Problem: The motor driver carrier board stopped working after about 5 days of use (not continuously). At least, it appears to be the case.
Dual VNH2SP30 Motor Driver Carrier MD03A (Item#708)
30:1 Metal Gearmotor 37Dx68L mm with 64 CPR Encoder (Item#2823)
//motor controller test
//Dual VNH2SP30 pololu #708
//30:1 Metal Gearmotor 37Dx68L mm with 64 CPR Encoder pololu #2823
//red wire +5V UNO, black wire GND UNO
const int INA_2_pin = 9; //grey, Motor 2 direction
const int INB_2_pin = 10; //white, Motor 2 direction
const int PWM_2_pin = 11; //orange, Motor 2 speed
digitalWrite(INB_2_pin,HIGH); //direction white
analogWrite(PWM_2_pin, 255); //speed orange
UNO +5V -------------- VNH2SP30 +5V(IN)
UNO GND ------------- VNH2SP30 GND (on the logical connection side)
UNO Digital pin 9 -------- VNH2SP30 2INA
UNO Digital pin 10 -------- VNH2SP30 2INB
UNO Digital pin 11 -------- VNH2SP30 2PMW
UNO power (usb port) ----------- Computer USB
12V power (battery pack) ---------- VNH2SP30 VIN(+) and GND(-) (on the motor connection side)
Motor positive terminal ----- VNH2SP30 OUT2B
Motor negative terminal ---- VNH2SP30 OUT2A
Please see attached.
With two motors, didn’t work (tried with ArduinoMega2560 and ArduinoUNO)
With one motor (either output), didn’t work (tried with ArduinoMega2560 and ArduinoUNO)
Tested with a multi-meter, all of the connected power pins and digital pins show correct configured/expected voltage (e.g. 0v, 5v, 12.2v) except OUTPUT 1A/1B and OUTPUT 2A/2B — these 4 pins always shows 0v
During all above tests, all of the lights on the Drive Carrier board were off.
Tested each motor separately with 12v power directly connected to the motors, the motors work.
The VNH2SP30 worked with Arduino Mega2560 (two motors) in a two-wheel self-balance robot. It stopped working yesterday. To isolate the problem and troubleshoot one thing at a time, I did the UNO-VNH2SP30-motor test setup, and hence the simplified code.
I am sorry your motor driver carrier is damaged; thank you for including a detailed description of what you have tested. Unfortunately, I am not sure what might have been the issue. Can you describe specifically when the driver stopped working (e.g. was the your robot in the middle of balancing, or did the drivers not even successfully start to control their motors)? Can you also post close up pictures of the carrier board that clearly show the VNH2SP30 chips?
After the robot has been powered off (no power connection) for a couple of days (maybe only one day), I connected the power but the motors didn’t move. That’s when I noticed that the motor driver had no lights on, and suspected that the driver might have a problem.
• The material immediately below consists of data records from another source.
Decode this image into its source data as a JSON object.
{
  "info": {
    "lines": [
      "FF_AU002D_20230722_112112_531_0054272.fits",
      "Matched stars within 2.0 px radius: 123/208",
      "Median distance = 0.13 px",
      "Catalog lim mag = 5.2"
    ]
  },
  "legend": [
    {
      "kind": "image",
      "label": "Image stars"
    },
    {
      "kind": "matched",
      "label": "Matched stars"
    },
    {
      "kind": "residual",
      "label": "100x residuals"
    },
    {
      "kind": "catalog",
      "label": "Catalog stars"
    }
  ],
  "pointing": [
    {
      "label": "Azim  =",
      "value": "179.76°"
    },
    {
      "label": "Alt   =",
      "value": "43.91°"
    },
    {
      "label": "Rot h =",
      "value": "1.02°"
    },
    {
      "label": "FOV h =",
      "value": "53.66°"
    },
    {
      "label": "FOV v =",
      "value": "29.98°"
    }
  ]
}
Thanks for the picture. There does not appear to be any damage, so it is difficult to determine what might have happened. In general, electronics like these can be sensitive to things like static shocks, so in case that was the issue, you might double-check that your work and operating environment are not prone to that kind of thing. Also, I noticed your power supply leads look a little long, which makes it easier for something like an LC voltage spike to occur as soon as power is connected in your system. It might be that during a spike like that, the voltage across the inputs on the VNH2SP30s rose above their maximum voltage of 16V, permanently damaging them. In general, to reduce the magnitude of LC voltage spikes, you can use shorter, thicker wires. You can learn more about LC voltages spikes and other ways to limit their magnitude on this web page.
If you email us at email@example.com with your order information and a reference to this thread, I can see what we can do to help you out.
Thanks for the information. I’ll study the LC voltage spikes (thanks for the link).
For my education:
In addition to the physical observation of the chips/board, is there any other “simple” way to electronically determine that the chips/board is damaged? I understand that I may not be able to comprehend your answer and/or perform the diagnostics due to my lack of knowledge and/or equipment, but I am curious, if you have time.
Outside of what has been done in this thread there is probably not anything else that is simple that can be done to investigate. The motor driver carrier does not have much other hardware on it that can be used to determine if the problem is with the driver or not. Replacing the VNH2SP30 motor driver ICs could help identify if the issue is with the drivers, but that is not a perfect test, since there is some chance that other parts of the boards are also damaged or not working, too.